======== Data records

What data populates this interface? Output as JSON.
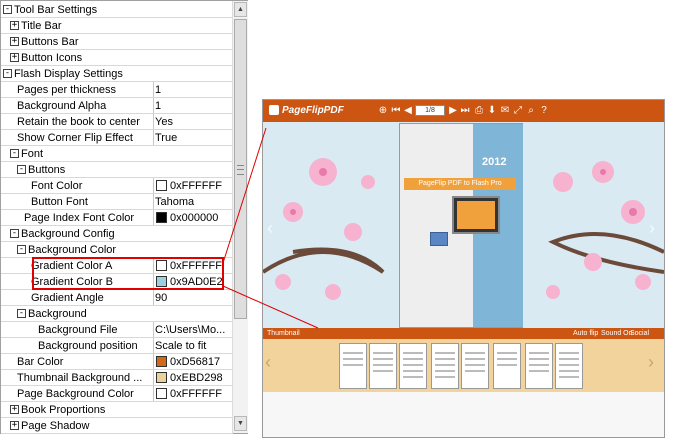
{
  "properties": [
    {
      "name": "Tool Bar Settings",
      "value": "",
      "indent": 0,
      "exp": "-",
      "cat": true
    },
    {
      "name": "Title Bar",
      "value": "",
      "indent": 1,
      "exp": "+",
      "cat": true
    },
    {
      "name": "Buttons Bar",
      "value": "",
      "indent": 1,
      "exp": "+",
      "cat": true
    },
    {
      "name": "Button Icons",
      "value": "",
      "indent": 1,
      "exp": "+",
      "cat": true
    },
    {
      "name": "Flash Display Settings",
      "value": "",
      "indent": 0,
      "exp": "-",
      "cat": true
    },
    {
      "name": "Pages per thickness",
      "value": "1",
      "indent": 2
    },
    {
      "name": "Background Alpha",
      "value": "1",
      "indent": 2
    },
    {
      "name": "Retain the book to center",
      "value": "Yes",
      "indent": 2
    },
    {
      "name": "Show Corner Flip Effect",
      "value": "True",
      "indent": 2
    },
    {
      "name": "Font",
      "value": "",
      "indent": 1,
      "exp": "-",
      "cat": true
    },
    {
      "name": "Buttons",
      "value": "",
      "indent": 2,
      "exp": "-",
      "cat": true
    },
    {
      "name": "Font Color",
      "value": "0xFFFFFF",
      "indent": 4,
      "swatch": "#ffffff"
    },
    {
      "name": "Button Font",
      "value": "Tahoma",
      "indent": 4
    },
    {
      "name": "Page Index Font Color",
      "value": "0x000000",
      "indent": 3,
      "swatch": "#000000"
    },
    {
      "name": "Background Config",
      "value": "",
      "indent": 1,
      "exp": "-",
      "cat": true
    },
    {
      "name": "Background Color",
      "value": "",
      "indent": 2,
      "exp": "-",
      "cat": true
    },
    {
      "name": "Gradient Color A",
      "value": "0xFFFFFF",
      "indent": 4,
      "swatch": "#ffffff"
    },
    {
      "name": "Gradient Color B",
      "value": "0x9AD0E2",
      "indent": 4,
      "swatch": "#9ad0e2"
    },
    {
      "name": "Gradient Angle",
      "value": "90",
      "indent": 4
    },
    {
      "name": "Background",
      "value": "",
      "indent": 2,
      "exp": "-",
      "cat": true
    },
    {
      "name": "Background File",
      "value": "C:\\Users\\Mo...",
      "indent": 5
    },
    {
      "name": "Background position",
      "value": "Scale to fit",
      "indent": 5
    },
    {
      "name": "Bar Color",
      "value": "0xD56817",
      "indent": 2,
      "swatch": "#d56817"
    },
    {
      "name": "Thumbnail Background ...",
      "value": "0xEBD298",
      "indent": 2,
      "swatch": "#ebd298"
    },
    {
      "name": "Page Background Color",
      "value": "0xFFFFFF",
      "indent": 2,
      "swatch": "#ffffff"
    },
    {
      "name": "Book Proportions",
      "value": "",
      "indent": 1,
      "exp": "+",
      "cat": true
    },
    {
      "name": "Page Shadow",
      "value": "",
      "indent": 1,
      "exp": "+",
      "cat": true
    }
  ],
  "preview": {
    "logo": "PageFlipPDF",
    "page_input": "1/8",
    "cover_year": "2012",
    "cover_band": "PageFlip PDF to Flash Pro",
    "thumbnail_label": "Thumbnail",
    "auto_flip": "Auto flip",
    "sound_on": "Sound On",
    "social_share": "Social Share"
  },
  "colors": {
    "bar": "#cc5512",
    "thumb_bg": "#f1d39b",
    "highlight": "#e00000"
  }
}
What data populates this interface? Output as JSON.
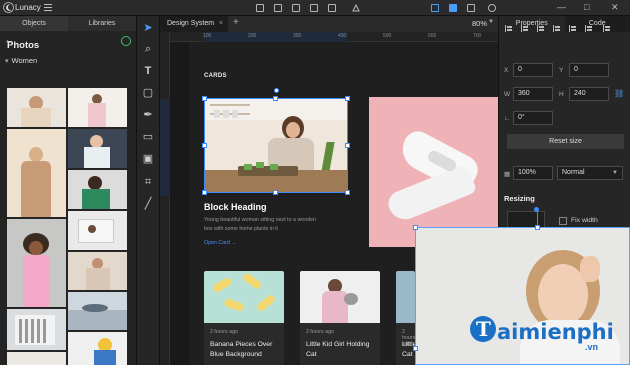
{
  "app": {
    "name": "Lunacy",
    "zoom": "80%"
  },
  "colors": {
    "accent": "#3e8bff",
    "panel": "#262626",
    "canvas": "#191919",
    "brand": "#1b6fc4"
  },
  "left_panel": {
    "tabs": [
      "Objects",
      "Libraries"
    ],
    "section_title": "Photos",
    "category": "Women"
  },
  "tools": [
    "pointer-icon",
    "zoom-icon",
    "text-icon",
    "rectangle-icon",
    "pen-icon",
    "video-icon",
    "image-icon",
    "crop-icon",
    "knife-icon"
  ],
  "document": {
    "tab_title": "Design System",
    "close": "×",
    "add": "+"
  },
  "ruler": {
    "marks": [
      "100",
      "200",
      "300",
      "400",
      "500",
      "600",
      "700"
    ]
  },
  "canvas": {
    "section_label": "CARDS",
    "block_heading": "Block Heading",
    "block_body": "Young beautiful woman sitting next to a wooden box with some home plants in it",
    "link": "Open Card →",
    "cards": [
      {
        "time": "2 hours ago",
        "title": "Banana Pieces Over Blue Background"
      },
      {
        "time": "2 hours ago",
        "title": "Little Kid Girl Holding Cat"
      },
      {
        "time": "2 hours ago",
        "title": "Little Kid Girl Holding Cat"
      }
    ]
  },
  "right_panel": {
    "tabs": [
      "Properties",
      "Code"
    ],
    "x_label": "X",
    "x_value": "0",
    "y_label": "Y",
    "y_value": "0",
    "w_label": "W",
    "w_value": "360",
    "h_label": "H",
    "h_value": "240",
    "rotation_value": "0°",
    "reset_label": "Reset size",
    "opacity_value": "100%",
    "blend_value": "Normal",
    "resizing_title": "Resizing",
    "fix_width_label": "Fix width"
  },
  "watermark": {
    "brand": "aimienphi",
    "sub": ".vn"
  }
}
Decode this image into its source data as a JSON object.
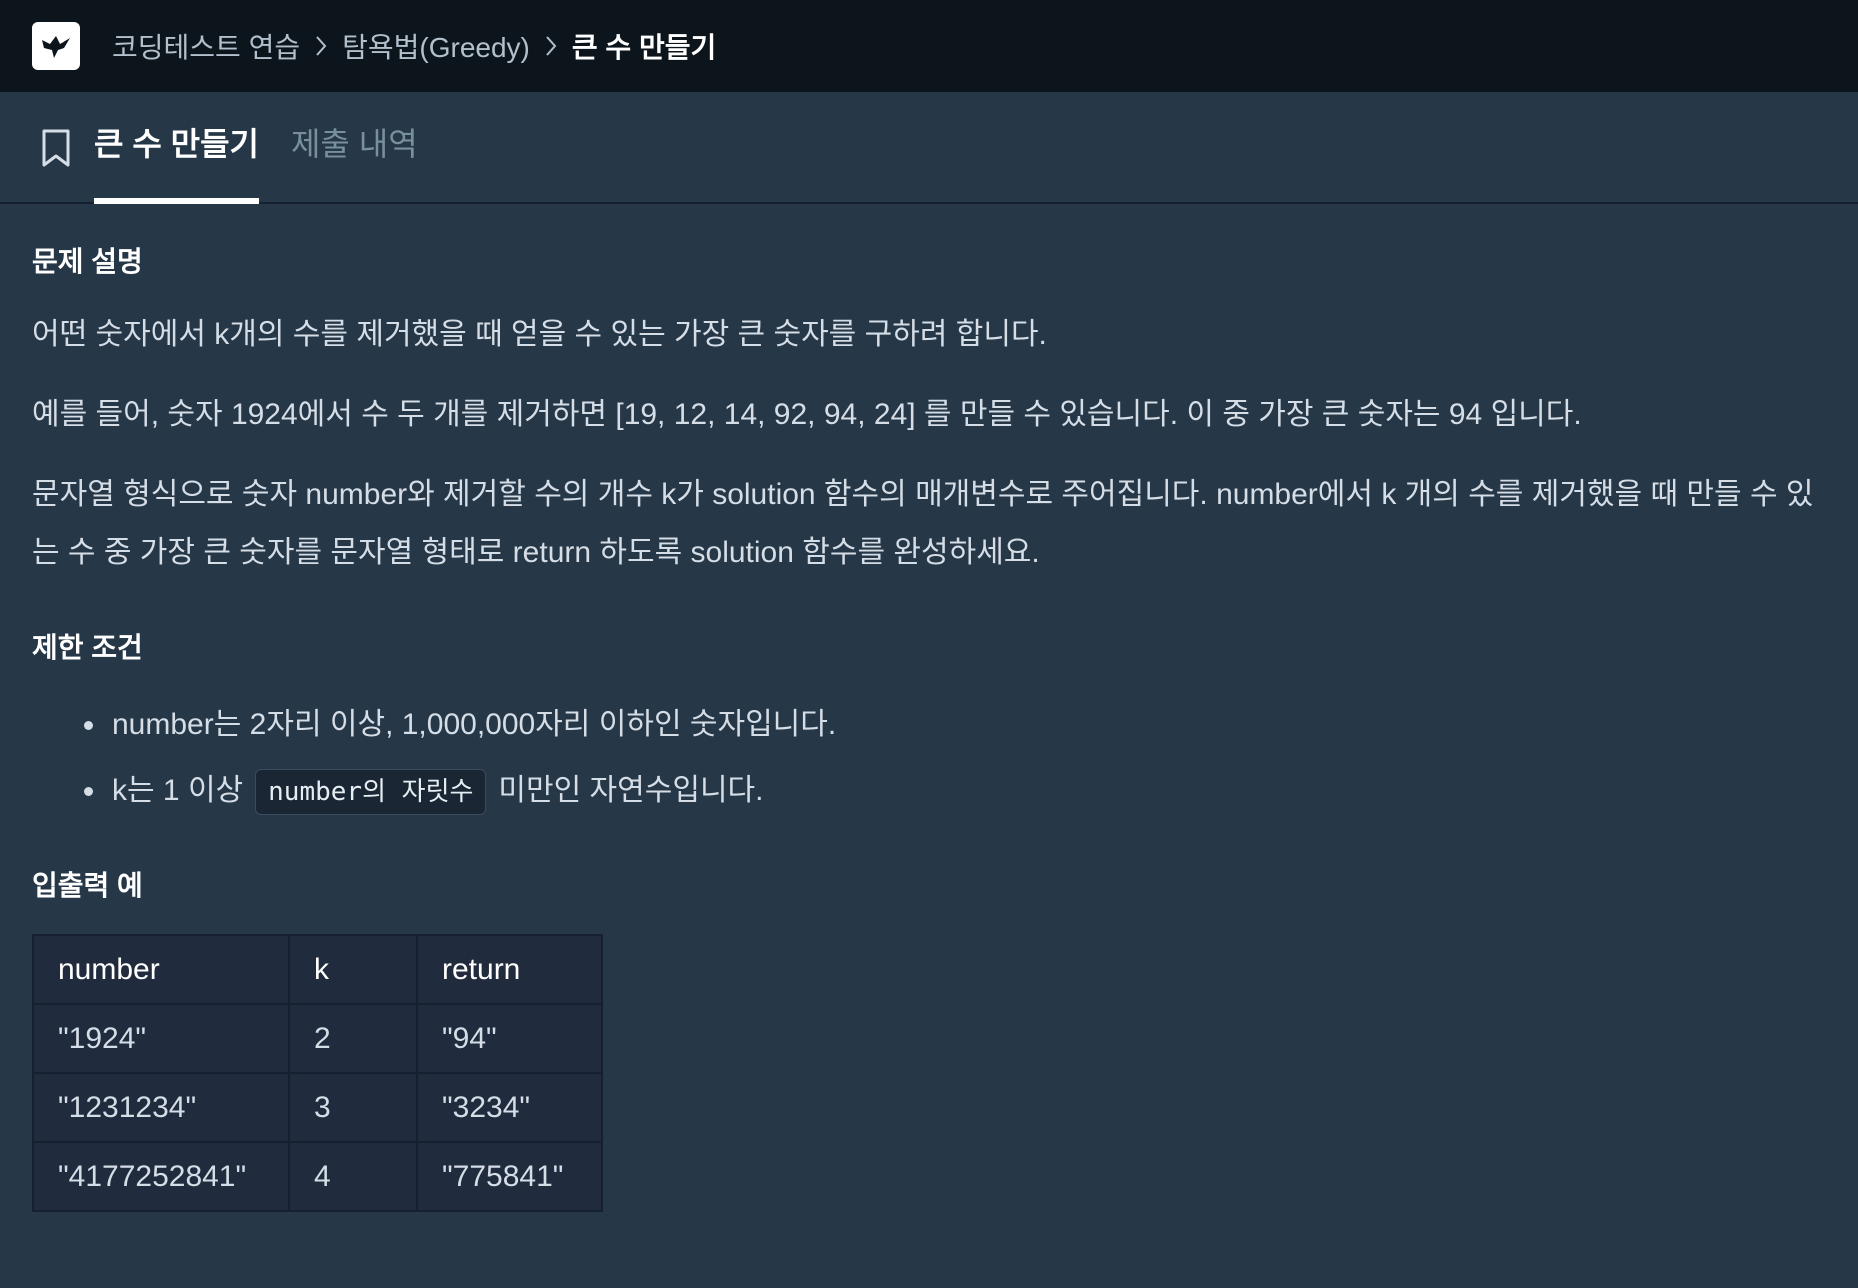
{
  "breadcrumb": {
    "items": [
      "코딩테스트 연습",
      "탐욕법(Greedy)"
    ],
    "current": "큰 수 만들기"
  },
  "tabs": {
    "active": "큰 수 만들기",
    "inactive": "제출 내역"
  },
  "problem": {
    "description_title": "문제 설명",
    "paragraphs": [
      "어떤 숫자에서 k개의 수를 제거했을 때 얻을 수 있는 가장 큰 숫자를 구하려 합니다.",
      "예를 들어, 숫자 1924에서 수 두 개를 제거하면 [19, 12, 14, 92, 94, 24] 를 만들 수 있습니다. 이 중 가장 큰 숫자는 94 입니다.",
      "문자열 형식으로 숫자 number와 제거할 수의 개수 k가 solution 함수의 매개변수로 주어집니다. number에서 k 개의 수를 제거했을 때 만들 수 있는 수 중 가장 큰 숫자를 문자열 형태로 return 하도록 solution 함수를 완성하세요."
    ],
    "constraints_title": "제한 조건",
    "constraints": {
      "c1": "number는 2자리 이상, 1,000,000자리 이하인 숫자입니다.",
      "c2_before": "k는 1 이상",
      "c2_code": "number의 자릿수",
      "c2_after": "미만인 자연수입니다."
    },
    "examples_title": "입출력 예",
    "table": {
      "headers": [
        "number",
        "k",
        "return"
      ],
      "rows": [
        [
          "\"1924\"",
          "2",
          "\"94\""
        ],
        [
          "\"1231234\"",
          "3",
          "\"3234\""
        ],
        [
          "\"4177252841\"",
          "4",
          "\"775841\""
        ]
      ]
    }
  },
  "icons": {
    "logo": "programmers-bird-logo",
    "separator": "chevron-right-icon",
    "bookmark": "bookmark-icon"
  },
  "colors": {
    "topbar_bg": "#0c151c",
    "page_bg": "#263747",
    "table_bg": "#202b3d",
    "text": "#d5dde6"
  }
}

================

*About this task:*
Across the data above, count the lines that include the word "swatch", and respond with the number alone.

*Written solution:*
7